(Stored data entries)
┌──

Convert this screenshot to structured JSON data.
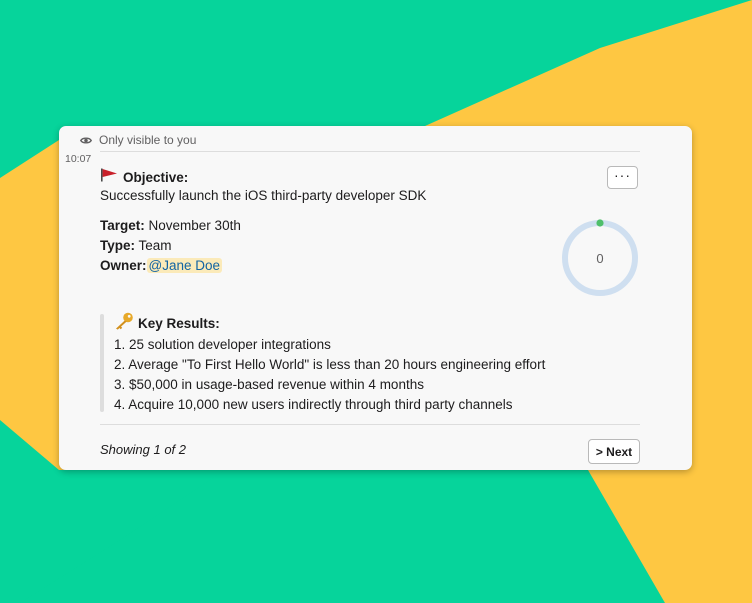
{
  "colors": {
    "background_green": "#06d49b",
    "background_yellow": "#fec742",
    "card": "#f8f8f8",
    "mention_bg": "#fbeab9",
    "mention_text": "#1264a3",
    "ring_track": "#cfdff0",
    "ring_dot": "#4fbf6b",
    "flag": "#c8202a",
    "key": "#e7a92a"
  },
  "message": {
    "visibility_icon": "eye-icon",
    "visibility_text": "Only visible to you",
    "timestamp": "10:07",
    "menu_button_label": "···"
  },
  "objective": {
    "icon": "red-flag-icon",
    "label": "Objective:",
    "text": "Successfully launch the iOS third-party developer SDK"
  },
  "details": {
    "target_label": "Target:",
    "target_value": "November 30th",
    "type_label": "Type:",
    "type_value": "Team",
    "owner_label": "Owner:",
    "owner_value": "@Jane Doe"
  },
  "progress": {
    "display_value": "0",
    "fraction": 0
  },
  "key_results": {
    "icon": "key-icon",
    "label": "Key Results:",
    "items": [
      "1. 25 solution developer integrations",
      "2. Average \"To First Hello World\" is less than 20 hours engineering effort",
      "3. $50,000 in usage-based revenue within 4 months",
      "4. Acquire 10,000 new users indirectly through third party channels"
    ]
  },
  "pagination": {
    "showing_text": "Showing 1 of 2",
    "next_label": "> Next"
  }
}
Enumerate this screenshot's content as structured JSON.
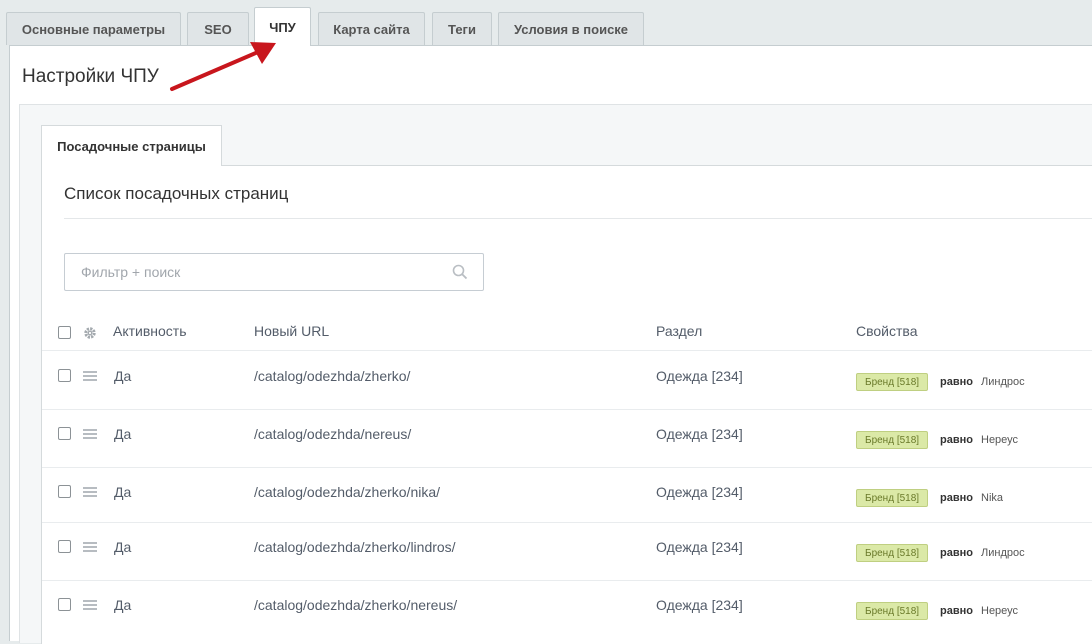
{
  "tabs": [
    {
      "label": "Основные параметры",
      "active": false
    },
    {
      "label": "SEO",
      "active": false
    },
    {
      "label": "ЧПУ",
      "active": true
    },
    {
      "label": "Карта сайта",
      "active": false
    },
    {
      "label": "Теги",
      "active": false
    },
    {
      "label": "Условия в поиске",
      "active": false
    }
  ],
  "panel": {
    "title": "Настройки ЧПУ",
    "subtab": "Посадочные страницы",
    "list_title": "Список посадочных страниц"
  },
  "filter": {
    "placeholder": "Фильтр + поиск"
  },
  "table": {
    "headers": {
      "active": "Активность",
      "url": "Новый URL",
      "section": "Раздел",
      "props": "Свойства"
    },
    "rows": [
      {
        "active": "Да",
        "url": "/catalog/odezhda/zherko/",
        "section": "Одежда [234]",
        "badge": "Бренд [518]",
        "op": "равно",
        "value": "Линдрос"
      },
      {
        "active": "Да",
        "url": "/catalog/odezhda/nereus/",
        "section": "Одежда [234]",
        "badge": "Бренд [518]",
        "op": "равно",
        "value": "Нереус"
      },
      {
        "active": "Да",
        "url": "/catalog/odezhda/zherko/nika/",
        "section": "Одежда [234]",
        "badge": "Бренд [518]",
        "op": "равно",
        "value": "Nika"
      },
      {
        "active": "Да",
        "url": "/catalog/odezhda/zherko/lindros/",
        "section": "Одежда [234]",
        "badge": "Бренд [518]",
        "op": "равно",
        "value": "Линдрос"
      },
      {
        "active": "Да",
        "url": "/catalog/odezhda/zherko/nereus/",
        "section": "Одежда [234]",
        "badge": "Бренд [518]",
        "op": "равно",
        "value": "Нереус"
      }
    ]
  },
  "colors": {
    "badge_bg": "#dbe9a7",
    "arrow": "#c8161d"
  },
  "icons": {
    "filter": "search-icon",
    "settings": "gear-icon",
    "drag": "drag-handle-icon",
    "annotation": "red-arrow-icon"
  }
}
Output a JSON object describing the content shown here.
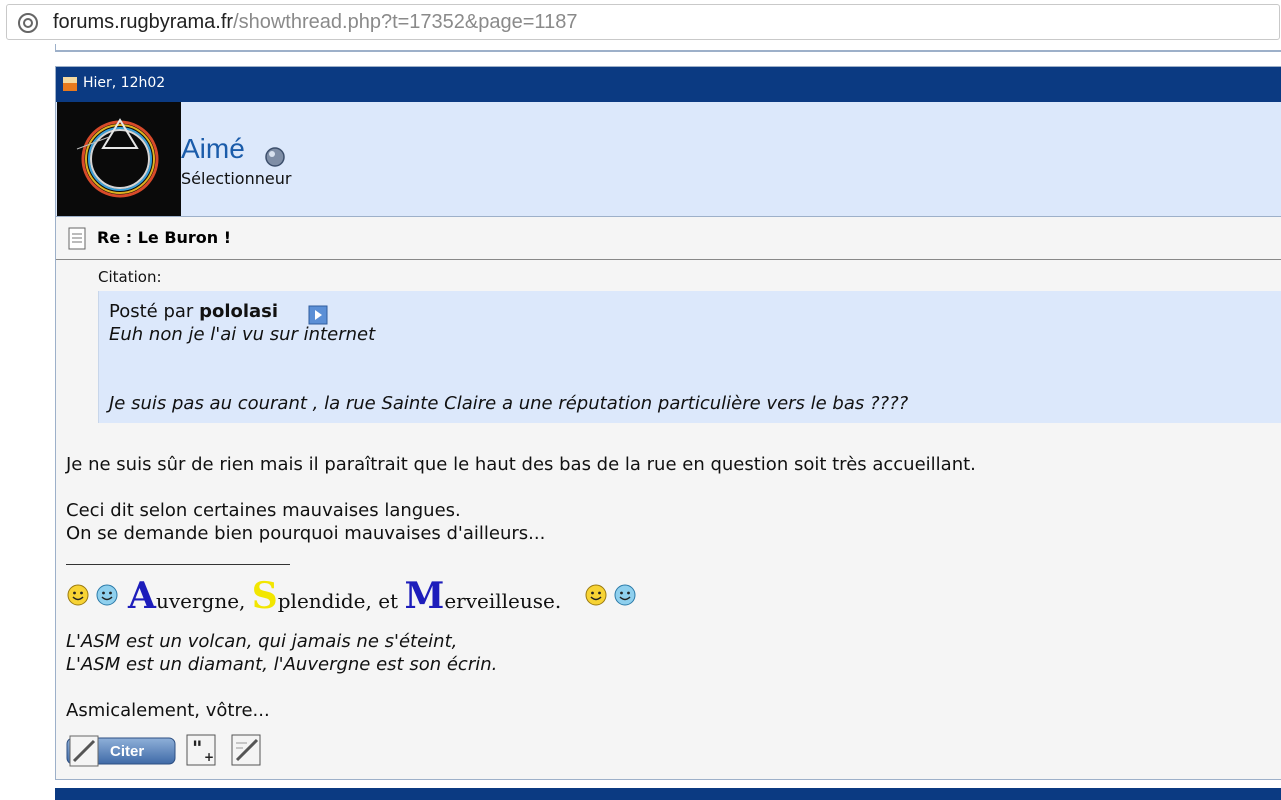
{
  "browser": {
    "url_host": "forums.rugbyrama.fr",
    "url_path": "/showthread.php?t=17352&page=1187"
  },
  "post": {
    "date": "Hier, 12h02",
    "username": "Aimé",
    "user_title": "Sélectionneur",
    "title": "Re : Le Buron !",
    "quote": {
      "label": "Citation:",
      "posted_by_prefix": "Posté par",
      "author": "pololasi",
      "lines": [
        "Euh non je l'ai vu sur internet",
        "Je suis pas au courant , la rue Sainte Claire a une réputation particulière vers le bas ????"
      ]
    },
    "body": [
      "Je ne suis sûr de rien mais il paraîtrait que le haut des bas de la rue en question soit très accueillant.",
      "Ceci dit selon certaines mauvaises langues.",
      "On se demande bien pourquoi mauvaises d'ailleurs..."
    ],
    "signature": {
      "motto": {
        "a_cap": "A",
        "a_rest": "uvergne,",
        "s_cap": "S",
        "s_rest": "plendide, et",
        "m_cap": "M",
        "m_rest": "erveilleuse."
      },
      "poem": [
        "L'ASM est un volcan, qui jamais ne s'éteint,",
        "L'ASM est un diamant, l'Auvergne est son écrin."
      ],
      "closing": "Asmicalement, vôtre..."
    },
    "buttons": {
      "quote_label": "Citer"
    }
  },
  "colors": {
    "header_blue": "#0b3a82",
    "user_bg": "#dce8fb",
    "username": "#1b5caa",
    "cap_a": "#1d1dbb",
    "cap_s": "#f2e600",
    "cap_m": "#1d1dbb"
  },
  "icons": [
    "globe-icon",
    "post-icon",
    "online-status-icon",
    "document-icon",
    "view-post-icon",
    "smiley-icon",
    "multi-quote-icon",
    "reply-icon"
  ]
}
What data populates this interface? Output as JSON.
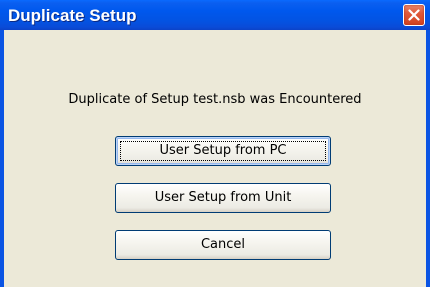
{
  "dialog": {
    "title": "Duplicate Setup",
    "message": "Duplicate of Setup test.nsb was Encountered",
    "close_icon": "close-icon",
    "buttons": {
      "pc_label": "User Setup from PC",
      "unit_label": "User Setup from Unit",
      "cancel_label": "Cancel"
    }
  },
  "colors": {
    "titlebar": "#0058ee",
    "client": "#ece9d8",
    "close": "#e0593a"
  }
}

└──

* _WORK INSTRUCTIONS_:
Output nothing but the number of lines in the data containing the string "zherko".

* _OUTPUT FOR THIS TASK_:
4